PROBLEM STATEMENT:
Copy out every record that follows, word for word.

DATASET RECORDS:

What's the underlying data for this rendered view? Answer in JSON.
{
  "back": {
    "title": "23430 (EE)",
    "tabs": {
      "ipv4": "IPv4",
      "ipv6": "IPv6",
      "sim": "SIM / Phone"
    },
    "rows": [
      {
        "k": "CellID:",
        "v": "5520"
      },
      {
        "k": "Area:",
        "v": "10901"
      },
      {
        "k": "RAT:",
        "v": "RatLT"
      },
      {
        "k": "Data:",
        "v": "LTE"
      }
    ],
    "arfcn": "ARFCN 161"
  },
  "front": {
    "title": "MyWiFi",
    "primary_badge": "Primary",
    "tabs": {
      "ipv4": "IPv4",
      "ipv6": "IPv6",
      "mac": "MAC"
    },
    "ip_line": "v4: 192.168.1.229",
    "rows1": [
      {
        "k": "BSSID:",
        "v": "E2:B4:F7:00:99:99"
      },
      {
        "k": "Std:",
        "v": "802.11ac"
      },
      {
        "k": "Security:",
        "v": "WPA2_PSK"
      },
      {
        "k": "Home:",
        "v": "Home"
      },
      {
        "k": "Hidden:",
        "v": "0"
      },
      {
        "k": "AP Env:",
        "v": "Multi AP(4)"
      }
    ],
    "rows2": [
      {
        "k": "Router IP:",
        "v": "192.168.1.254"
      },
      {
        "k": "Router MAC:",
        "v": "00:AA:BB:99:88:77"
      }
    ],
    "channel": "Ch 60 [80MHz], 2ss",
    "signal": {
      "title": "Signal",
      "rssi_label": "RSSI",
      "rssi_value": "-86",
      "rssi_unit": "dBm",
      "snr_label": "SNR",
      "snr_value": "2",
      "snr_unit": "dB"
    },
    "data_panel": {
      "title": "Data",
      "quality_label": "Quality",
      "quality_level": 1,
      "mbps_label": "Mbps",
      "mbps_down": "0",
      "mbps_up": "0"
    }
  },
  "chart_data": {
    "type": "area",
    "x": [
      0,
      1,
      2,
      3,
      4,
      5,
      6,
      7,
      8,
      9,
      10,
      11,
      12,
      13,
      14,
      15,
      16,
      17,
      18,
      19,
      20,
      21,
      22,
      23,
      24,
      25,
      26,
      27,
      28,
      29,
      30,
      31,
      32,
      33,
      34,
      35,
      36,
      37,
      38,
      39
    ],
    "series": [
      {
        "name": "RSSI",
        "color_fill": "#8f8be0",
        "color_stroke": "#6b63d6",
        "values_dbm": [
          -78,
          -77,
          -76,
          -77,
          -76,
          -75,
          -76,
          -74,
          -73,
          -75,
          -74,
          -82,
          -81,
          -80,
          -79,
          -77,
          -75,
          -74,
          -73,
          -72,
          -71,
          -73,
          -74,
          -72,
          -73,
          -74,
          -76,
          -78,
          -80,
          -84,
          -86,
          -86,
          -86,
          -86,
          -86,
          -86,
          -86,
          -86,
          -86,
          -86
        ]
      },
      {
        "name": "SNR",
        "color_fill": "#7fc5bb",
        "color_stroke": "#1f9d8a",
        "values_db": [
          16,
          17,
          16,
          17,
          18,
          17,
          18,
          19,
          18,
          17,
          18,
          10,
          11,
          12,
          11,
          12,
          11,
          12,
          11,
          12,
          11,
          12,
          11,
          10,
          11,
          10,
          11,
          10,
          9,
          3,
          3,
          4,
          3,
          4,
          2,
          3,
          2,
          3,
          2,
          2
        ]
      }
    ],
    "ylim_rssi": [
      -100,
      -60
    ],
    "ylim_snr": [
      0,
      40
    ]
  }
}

RESULT FOR THIS TASK:
What's the underlying data for this rendered view? Answer in JSON.
{
  "back": {
    "title": "23430 (EE)",
    "tabs": {
      "ipv4": "IPv4",
      "ipv6": "IPv6",
      "sim": "SIM / Phone"
    },
    "rows": [
      {
        "k": "CellID:",
        "v": "5520"
      },
      {
        "k": "Area:",
        "v": "10901"
      },
      {
        "k": "RAT:",
        "v": "RatLT"
      },
      {
        "k": "Data:",
        "v": "LTE"
      }
    ],
    "arfcn": "ARFCN 161"
  },
  "front": {
    "title": "MyWiFi",
    "primary_badge": "Primary",
    "tabs": {
      "ipv4": "IPv4",
      "ipv6": "IPv6",
      "mac": "MAC"
    },
    "ip_line": "v4: 192.168.1.229",
    "rows1": [
      {
        "k": "BSSID:",
        "v": "E2:B4:F7:00:99:99"
      },
      {
        "k": "Std:",
        "v": "802.11ac"
      },
      {
        "k": "Security:",
        "v": "WPA2_PSK"
      },
      {
        "k": "Home:",
        "v": "Home"
      },
      {
        "k": "Hidden:",
        "v": "0"
      },
      {
        "k": "AP Env:",
        "v": "Multi AP(4)"
      }
    ],
    "rows2": [
      {
        "k": "Router IP:",
        "v": "192.168.1.254"
      },
      {
        "k": "Router MAC:",
        "v": "00:AA:BB:99:88:77"
      }
    ],
    "channel": "Ch 60 [80MHz], 2ss",
    "signal": {
      "title": "Signal",
      "rssi_label": "RSSI",
      "rssi_value": "-86",
      "rssi_unit": "dBm",
      "snr_label": "SNR",
      "snr_value": "2",
      "snr_unit": "dB"
    },
    "data_panel": {
      "title": "Data",
      "quality_label": "Quality",
      "quality_level": 1,
      "mbps_label": "Mbps",
      "mbps_down": "0",
      "mbps_up": "0"
    }
  },
  "chart_data": {
    "type": "area",
    "x": [
      0,
      1,
      2,
      3,
      4,
      5,
      6,
      7,
      8,
      9,
      10,
      11,
      12,
      13,
      14,
      15,
      16,
      17,
      18,
      19,
      20,
      21,
      22,
      23,
      24,
      25,
      26,
      27,
      28,
      29,
      30,
      31,
      32,
      33,
      34,
      35,
      36,
      37,
      38,
      39
    ],
    "series": [
      {
        "name": "RSSI",
        "color_fill": "#8f8be0",
        "color_stroke": "#6b63d6",
        "values_dbm": [
          -78,
          -77,
          -76,
          -77,
          -76,
          -75,
          -76,
          -74,
          -73,
          -75,
          -74,
          -82,
          -81,
          -80,
          -79,
          -77,
          -75,
          -74,
          -73,
          -72,
          -71,
          -73,
          -74,
          -72,
          -73,
          -74,
          -76,
          -78,
          -80,
          -84,
          -86,
          -86,
          -86,
          -86,
          -86,
          -86,
          -86,
          -86,
          -86,
          -86
        ]
      },
      {
        "name": "SNR",
        "color_fill": "#7fc5bb",
        "color_stroke": "#1f9d8a",
        "values_db": [
          16,
          17,
          16,
          17,
          18,
          17,
          18,
          19,
          18,
          17,
          18,
          10,
          11,
          12,
          11,
          12,
          11,
          12,
          11,
          12,
          11,
          12,
          11,
          10,
          11,
          10,
          11,
          10,
          9,
          3,
          3,
          4,
          3,
          4,
          2,
          3,
          2,
          3,
          2,
          2
        ]
      }
    ],
    "ylim_rssi": [
      -100,
      -60
    ],
    "ylim_snr": [
      0,
      40
    ]
  }
}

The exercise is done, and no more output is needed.